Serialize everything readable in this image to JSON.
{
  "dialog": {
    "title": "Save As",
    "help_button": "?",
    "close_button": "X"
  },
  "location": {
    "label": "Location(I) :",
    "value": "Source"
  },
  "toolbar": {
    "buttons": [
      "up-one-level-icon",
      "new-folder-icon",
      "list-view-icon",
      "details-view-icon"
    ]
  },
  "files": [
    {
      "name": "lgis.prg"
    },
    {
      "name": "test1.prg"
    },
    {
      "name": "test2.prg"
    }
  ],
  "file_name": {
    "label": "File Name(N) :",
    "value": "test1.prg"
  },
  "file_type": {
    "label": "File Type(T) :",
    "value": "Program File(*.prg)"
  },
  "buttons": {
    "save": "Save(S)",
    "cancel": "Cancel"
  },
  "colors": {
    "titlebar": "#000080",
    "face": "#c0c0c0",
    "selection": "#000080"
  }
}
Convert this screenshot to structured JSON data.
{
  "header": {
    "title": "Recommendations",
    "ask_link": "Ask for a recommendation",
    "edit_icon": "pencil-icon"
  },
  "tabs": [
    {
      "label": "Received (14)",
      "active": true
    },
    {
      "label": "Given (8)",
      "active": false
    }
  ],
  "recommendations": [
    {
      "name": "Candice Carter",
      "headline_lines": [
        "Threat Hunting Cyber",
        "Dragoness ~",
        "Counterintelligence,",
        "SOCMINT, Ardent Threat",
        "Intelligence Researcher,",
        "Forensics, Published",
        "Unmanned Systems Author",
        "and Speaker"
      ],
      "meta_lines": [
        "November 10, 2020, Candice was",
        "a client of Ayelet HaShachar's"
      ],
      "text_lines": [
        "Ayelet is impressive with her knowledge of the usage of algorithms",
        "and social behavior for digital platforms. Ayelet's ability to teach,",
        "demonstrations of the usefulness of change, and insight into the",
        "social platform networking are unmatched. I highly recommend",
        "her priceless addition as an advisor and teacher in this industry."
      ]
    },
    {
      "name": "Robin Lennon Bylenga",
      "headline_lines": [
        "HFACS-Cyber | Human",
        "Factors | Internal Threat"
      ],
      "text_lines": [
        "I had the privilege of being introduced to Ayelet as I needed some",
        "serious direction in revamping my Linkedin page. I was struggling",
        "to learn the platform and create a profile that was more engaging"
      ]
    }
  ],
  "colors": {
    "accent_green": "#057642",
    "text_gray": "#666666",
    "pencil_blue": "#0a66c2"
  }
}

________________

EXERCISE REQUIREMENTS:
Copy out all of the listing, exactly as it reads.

SOLUTION TO THE EXERCISE:
Serialize everything readable in this image to JSON.
{
  "dialog": {
    "title": "Save As",
    "help_button": "?",
    "close_button": "X"
  },
  "location": {
    "label": "Location(I) :",
    "value": "Source"
  },
  "toolbar": {
    "buttons": [
      "up-one-level-icon",
      "new-folder-icon",
      "list-view-icon",
      "details-view-icon"
    ]
  },
  "files": [
    {
      "name": "lgis.prg"
    },
    {
      "name": "test1.prg"
    },
    {
      "name": "test2.prg"
    }
  ],
  "file_name": {
    "label": "File Name(N) :",
    "value": "test1.prg"
  },
  "file_type": {
    "label": "File Type(T) :",
    "value": "Program File(*.prg)"
  },
  "buttons": {
    "save": "Save(S)",
    "cancel": "Cancel"
  },
  "colors": {
    "titlebar": "#000080",
    "face": "#c0c0c0",
    "selection": "#000080"
  }
}
Convert this screenshot to structured JSON data.
{
  "header": {
    "title": "Recommendations",
    "ask_link": "Ask for a recommendation",
    "edit_icon": "pencil-icon"
  },
  "tabs": [
    {
      "label": "Received (14)",
      "active": true
    },
    {
      "label": "Given (8)",
      "active": false
    }
  ],
  "recommendations": [
    {
      "name": "Candice Carter",
      "headline_lines": [
        "Threat Hunting Cyber",
        "Dragoness ~",
        "Counterintelligence,",
        "SOCMINT, Ardent Threat",
        "Intelligence Researcher,",
        "Forensics, Published",
        "Unmanned Systems Author",
        "and Speaker"
      ],
      "meta_lines": [
        "November 10, 2020, Candice was",
        "a client of Ayelet HaShachar's"
      ],
      "text_lines": [
        "Ayelet is impressive with her knowledge of the usage of algorithms",
        "and social behavior for digital platforms. Ayelet's ability to teach,",
        "demonstrations of the usefulness of change, and insight into the",
        "social platform networking are unmatched. I highly recommend",
        "her priceless addition as an advisor and teacher in this industry."
      ]
    },
    {
      "name": "Robin Lennon Bylenga",
      "headline_lines": [
        "HFACS-Cyber | Human",
        "Factors | Internal Threat"
      ],
      "text_lines": [
        "I had the privilege of being introduced to Ayelet as I needed some",
        "serious direction in revamping my Linkedin page. I was struggling",
        "to learn the platform and create a profile that was more engaging"
      ]
    }
  ],
  "colors": {
    "accent_green": "#057642",
    "text_gray": "#666666",
    "pencil_blue": "#0a66c2"
  }
}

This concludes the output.